Staying Healthy: The Importance of Pregnancy Health
Just as diet is important to fertility, healthy, well-balanced pregnancy diet is an essential component of prenatal health. Consuming a variety of foods from the four food groups is therefore integral: whole grain breads and cereals, fruits and vegetables, lean sources of protein and low-fat dairy products.
Some of the main nutrients that you should consume during pregnancy include calcium (found in milk products), iron (spinach, poultry, fish, dried fruit) and vitamin C (citrus fruits). In addition, calcium and vitamin D are important to proper pregnancy health. In addition, consuming folic acid is also essential to good health during pregnancy; sources of folic acid include oranges, bananas, green leafy vegetables and fortified breads and cereals.
Foods to avoid include fish with high mercury levels (swordfish, shark and King Mackerel), raw foods (sushi, oysters, eggs and raw shrimp) and unpasteurised foods (milk and soft cheeses). In addition, alcohol and caffeine should not be consumed.
On average, a woman will gain 25 to 35 lbs. during her pregnancy. Talk to your health care provider about whether a prenatal vitamin is right for you.
Exercise during pregnancy is important to your health and can also help to minimize common pregnancy symptoms.
Generally, low impact exercises are the safest types of pregnancy exercise.

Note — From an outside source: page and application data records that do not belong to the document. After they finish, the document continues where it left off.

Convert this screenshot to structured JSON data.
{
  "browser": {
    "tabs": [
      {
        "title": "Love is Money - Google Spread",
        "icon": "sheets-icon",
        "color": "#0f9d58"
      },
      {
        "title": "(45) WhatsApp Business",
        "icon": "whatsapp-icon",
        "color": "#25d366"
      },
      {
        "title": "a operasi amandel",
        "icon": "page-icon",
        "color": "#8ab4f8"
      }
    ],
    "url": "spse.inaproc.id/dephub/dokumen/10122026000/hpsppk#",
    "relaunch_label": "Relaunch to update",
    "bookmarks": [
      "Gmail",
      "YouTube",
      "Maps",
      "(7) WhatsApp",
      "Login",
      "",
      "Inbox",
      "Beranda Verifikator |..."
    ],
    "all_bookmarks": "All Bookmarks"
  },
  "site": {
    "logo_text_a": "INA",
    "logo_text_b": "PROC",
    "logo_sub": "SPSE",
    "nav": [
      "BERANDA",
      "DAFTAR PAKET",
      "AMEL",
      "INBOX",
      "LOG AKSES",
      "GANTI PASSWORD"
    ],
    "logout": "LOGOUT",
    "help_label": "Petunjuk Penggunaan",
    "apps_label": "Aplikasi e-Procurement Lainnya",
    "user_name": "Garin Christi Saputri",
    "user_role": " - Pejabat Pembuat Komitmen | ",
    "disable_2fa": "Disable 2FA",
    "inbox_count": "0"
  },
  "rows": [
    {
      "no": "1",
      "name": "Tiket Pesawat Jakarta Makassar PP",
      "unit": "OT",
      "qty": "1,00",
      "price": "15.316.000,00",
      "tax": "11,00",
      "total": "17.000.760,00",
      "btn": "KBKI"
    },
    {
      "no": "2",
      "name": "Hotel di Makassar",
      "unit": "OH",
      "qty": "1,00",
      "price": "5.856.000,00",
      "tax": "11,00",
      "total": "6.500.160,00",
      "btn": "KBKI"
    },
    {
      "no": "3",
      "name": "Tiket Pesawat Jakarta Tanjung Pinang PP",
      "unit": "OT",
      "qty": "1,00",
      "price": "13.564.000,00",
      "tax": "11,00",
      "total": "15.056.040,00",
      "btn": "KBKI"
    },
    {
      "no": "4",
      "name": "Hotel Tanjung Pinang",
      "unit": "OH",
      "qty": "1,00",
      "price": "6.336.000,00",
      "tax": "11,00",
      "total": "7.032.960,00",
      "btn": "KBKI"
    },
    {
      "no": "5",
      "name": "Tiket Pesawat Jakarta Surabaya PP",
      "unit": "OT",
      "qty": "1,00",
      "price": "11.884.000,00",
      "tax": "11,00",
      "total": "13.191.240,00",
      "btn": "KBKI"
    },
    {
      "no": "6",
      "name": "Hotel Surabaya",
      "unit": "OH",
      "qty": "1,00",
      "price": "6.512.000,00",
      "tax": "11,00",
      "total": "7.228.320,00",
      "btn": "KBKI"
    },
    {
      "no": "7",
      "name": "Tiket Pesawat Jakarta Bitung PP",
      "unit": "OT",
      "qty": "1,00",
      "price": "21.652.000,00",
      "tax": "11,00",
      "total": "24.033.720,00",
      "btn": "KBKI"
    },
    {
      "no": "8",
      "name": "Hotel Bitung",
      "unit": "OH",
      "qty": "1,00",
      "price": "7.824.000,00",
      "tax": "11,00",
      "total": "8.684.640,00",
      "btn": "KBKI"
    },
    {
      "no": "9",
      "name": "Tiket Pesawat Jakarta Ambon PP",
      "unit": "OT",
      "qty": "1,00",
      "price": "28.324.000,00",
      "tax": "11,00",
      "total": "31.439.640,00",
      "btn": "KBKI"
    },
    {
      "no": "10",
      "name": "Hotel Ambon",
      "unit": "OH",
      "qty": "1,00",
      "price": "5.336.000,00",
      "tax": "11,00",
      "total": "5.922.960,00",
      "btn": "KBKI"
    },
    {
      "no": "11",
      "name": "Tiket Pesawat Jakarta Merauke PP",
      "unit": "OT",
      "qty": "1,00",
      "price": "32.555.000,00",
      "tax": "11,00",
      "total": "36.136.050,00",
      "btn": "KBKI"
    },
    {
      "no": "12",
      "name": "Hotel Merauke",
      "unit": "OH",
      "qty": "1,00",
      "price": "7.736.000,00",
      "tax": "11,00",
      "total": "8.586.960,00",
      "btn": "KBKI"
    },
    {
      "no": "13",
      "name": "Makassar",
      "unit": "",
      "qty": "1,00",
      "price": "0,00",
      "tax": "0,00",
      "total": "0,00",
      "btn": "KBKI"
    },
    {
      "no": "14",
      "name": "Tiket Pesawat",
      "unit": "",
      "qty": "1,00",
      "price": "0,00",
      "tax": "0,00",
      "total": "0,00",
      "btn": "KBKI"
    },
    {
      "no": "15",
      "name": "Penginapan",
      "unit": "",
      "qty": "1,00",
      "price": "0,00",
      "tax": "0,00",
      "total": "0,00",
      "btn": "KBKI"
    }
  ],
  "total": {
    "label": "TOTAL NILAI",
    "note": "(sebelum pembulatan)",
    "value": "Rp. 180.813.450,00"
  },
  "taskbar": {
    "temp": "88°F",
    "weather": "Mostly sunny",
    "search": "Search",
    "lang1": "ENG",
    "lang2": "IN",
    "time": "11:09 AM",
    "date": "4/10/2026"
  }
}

Such exercises include low impact aerobics and strength training workouts; kegels exercises (which help to promote pelvic strength), Pilates and yoga can also be good options.
Always speak to your health care provider prior to starting any form of exercise routine during pregnancy.
Regular prenatal checkups are crucial to prenatal health; in fact, a woman can expect to have between 10 to 15 medical checkups during pregnancy.
At a prenatal checkup, your health care provider will monitor your blood pressure and weight, as well as monitor fetal heart rate.
Pregnancy Health Risks
The following factors present risks to pregnancy health:
- alcohol: consuming alcohol during pregnancy leads to a risk of fetal alcohol syndrome (FAS)
- smoking: smoking reduces the flow of oxygen and nutrition to the developing fetus, resulting in an increased risk of low birth rate and premature birth
- drug use: taking prescription or over-the-counter drugs can be harmful to fetal development